● DESCRIPTION OF THE TASK
With the records in front of you, set every one of them down exactly.

● INFORMATION GIVEN
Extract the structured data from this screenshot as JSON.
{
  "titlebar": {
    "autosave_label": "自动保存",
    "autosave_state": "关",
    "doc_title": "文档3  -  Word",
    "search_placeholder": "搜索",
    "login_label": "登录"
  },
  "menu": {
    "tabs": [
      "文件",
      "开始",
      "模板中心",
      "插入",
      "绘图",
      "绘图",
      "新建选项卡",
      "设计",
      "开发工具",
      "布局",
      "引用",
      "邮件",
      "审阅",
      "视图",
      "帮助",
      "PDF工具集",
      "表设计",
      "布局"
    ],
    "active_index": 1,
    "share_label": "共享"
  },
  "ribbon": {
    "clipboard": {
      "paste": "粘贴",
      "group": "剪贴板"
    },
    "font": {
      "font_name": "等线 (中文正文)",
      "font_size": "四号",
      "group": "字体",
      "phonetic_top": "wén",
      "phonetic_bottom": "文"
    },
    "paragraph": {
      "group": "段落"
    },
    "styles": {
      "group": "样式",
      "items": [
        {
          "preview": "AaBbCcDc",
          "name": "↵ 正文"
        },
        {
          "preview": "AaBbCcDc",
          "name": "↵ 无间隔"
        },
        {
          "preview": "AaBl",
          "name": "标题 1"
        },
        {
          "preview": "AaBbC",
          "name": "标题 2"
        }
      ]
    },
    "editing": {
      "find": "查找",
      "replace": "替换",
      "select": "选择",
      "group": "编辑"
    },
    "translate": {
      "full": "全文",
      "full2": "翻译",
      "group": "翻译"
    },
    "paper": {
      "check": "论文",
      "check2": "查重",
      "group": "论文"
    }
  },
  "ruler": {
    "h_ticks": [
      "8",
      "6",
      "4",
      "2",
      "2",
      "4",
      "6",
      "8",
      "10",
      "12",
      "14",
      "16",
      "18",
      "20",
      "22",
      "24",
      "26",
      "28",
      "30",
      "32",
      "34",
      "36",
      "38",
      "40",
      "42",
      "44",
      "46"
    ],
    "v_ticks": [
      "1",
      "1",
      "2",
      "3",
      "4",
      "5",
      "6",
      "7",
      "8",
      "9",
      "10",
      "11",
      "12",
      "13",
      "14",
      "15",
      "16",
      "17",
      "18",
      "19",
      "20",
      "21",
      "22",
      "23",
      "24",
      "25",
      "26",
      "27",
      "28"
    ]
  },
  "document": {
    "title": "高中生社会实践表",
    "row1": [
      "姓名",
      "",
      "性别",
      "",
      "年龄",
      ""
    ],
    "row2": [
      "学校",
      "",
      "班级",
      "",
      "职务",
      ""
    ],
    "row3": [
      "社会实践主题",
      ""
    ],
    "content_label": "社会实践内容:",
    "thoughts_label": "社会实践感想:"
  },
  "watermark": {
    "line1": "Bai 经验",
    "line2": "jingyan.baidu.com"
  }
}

● WRITTEN ANSWER
Extract the structured data from this screenshot as JSON.
{
  "titlebar": {
    "autosave_label": "自动保存",
    "autosave_state": "关",
    "doc_title": "文档3  -  Word",
    "search_placeholder": "搜索",
    "login_label": "登录"
  },
  "menu": {
    "tabs": [
      "文件",
      "开始",
      "模板中心",
      "插入",
      "绘图",
      "绘图",
      "新建选项卡",
      "设计",
      "开发工具",
      "布局",
      "引用",
      "邮件",
      "审阅",
      "视图",
      "帮助",
      "PDF工具集",
      "表设计",
      "布局"
    ],
    "active_index": 1,
    "share_label": "共享"
  },
  "ribbon": {
    "clipboard": {
      "paste": "粘贴",
      "group": "剪贴板"
    },
    "font": {
      "font_name": "等线 (中文正文)",
      "font_size": "四号",
      "group": "字体",
      "phonetic_top": "wén",
      "phonetic_bottom": "文"
    },
    "paragraph": {
      "group": "段落"
    },
    "styles": {
      "group": "样式",
      "items": [
        {
          "preview": "AaBbCcDc",
          "name": "↵ 正文"
        },
        {
          "preview": "AaBbCcDc",
          "name": "↵ 无间隔"
        },
        {
          "preview": "AaBl",
          "name": "标题 1"
        },
        {
          "preview": "AaBbC",
          "name": "标题 2"
        }
      ]
    },
    "editing": {
      "find": "查找",
      "replace": "替换",
      "select": "选择",
      "group": "编辑"
    },
    "translate": {
      "full": "全文",
      "full2": "翻译",
      "group": "翻译"
    },
    "paper": {
      "check": "论文",
      "check2": "查重",
      "group": "论文"
    }
  },
  "ruler": {
    "h_ticks": [
      "8",
      "6",
      "4",
      "2",
      "2",
      "4",
      "6",
      "8",
      "10",
      "12",
      "14",
      "16",
      "18",
      "20",
      "22",
      "24",
      "26",
      "28",
      "30",
      "32",
      "34",
      "36",
      "38",
      "40",
      "42",
      "44",
      "46"
    ],
    "v_ticks": [
      "1",
      "1",
      "2",
      "3",
      "4",
      "5",
      "6",
      "7",
      "8",
      "9",
      "10",
      "11",
      "12",
      "13",
      "14",
      "15",
      "16",
      "17",
      "18",
      "19",
      "20",
      "21",
      "22",
      "23",
      "24",
      "25",
      "26",
      "27",
      "28"
    ]
  },
  "document": {
    "title": "高中生社会实践表",
    "row1": [
      "姓名",
      "",
      "性别",
      "",
      "年龄",
      ""
    ],
    "row2": [
      "学校",
      "",
      "班级",
      "",
      "职务",
      ""
    ],
    "row3": [
      "社会实践主题",
      ""
    ],
    "content_label": "社会实践内容:",
    "thoughts_label": "社会实践感想:"
  },
  "watermark": {
    "line1": "Bai 经验",
    "line2": "jingyan.baidu.com"
  }
}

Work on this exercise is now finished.